▶ ACTIVITY
Work through the data and say how many lines contain "spec". The number alone is the answer.

————————

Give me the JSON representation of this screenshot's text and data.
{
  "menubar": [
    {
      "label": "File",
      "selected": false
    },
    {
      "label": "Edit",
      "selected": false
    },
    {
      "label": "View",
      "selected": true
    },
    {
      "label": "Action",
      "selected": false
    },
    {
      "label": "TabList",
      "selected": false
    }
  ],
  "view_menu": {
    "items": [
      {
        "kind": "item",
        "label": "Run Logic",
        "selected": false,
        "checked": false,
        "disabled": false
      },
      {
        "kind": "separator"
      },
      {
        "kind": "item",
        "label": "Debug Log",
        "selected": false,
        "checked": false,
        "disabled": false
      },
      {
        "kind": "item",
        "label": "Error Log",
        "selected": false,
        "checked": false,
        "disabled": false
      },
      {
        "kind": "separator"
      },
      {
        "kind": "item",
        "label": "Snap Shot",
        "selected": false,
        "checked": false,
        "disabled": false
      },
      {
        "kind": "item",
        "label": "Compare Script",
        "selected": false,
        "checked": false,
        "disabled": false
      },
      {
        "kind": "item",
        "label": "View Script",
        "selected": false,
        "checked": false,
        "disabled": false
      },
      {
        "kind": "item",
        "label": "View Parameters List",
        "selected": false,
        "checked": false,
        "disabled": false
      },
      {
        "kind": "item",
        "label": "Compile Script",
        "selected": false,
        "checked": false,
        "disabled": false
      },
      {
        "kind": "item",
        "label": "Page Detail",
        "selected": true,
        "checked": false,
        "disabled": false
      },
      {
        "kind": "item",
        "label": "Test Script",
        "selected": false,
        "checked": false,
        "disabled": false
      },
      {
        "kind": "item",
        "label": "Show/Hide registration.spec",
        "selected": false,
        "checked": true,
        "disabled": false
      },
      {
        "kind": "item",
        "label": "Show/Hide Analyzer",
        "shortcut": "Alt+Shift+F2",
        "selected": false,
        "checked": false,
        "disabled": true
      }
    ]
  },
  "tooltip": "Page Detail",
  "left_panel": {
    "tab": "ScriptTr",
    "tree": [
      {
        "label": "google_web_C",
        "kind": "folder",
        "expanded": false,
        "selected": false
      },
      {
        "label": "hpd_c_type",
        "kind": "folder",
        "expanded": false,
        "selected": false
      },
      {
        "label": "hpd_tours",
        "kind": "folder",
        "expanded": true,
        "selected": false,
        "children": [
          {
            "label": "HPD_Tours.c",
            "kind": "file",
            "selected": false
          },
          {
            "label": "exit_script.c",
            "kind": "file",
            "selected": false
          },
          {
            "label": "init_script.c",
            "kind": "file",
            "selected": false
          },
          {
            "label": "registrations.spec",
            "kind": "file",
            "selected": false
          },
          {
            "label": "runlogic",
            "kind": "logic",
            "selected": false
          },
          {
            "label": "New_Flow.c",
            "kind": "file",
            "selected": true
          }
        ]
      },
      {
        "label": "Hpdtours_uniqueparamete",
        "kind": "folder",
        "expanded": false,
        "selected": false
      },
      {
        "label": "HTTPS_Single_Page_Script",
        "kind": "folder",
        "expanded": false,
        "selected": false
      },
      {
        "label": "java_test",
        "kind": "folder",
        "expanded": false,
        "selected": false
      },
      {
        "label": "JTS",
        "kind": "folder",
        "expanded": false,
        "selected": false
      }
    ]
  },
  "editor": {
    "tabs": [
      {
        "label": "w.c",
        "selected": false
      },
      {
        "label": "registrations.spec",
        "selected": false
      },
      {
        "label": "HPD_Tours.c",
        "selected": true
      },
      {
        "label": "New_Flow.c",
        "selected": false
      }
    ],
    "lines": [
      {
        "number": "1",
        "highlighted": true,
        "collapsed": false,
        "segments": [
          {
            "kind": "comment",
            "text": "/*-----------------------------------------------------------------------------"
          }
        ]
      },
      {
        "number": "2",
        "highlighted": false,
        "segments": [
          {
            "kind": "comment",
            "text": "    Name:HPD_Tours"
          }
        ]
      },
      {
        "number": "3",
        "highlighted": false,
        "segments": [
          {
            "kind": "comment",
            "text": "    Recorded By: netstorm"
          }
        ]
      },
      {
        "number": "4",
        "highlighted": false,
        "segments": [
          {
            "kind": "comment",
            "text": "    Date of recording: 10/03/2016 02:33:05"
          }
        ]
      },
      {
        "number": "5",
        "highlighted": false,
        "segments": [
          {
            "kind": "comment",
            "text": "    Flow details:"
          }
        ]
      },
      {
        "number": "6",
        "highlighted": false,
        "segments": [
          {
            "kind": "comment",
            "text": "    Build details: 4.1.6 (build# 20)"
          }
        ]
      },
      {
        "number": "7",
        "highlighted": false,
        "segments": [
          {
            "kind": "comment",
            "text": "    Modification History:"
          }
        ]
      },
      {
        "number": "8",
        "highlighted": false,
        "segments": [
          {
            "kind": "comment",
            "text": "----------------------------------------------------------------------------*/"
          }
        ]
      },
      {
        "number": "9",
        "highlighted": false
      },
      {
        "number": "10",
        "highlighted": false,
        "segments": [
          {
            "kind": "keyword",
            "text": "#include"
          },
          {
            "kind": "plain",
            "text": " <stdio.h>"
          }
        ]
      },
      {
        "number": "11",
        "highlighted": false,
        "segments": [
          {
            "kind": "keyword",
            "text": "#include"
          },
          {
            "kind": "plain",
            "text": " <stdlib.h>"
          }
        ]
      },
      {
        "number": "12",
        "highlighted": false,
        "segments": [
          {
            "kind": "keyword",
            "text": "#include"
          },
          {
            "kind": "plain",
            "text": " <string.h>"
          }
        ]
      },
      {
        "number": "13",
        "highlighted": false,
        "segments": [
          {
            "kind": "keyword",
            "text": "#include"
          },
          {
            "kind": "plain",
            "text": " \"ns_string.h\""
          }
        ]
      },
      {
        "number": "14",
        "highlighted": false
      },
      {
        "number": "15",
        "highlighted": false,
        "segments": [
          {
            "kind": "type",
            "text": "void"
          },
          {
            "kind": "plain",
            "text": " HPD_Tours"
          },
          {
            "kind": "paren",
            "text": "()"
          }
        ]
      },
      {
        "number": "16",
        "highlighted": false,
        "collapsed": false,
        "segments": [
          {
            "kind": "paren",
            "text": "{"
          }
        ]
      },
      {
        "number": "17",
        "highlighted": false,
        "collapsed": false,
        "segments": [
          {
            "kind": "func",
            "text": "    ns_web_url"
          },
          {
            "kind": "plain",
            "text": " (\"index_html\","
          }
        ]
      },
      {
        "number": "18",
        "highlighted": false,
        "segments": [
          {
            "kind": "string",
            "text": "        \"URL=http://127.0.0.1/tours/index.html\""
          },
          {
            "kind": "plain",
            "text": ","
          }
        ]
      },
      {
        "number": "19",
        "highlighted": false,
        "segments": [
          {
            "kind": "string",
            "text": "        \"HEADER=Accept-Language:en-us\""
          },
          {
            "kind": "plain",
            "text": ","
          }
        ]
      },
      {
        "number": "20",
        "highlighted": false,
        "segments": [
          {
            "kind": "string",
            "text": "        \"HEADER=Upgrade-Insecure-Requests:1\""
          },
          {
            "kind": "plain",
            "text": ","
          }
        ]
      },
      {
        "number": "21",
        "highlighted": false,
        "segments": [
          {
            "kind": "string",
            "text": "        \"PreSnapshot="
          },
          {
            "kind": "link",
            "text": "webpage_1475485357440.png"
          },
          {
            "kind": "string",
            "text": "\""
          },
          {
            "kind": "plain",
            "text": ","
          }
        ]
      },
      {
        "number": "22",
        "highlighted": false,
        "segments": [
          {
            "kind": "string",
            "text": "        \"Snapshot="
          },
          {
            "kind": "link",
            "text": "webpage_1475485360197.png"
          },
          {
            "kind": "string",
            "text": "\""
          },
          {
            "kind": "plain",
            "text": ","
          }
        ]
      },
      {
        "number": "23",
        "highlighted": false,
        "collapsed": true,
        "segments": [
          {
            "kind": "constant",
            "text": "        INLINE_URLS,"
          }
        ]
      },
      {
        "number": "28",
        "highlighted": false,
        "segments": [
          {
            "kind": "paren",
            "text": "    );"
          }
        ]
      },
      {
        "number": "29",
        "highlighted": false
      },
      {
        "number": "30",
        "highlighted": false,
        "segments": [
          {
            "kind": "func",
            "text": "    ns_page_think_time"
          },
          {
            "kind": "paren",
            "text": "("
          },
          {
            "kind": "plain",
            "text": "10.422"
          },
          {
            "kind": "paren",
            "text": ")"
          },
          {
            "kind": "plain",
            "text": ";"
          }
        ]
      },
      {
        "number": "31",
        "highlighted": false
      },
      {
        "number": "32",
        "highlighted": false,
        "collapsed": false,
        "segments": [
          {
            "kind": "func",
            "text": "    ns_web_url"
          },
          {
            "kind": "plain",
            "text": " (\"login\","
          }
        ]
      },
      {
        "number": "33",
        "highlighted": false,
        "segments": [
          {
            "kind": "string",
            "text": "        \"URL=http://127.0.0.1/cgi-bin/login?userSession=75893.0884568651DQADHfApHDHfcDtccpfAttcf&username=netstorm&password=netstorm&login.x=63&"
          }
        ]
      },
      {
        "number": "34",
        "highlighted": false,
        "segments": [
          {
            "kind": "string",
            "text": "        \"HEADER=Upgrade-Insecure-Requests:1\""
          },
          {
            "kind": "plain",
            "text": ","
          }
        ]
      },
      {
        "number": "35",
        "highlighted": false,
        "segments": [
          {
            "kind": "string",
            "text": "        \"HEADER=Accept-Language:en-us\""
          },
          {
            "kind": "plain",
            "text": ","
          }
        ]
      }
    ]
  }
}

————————

▶ EXERCISE RESULT
3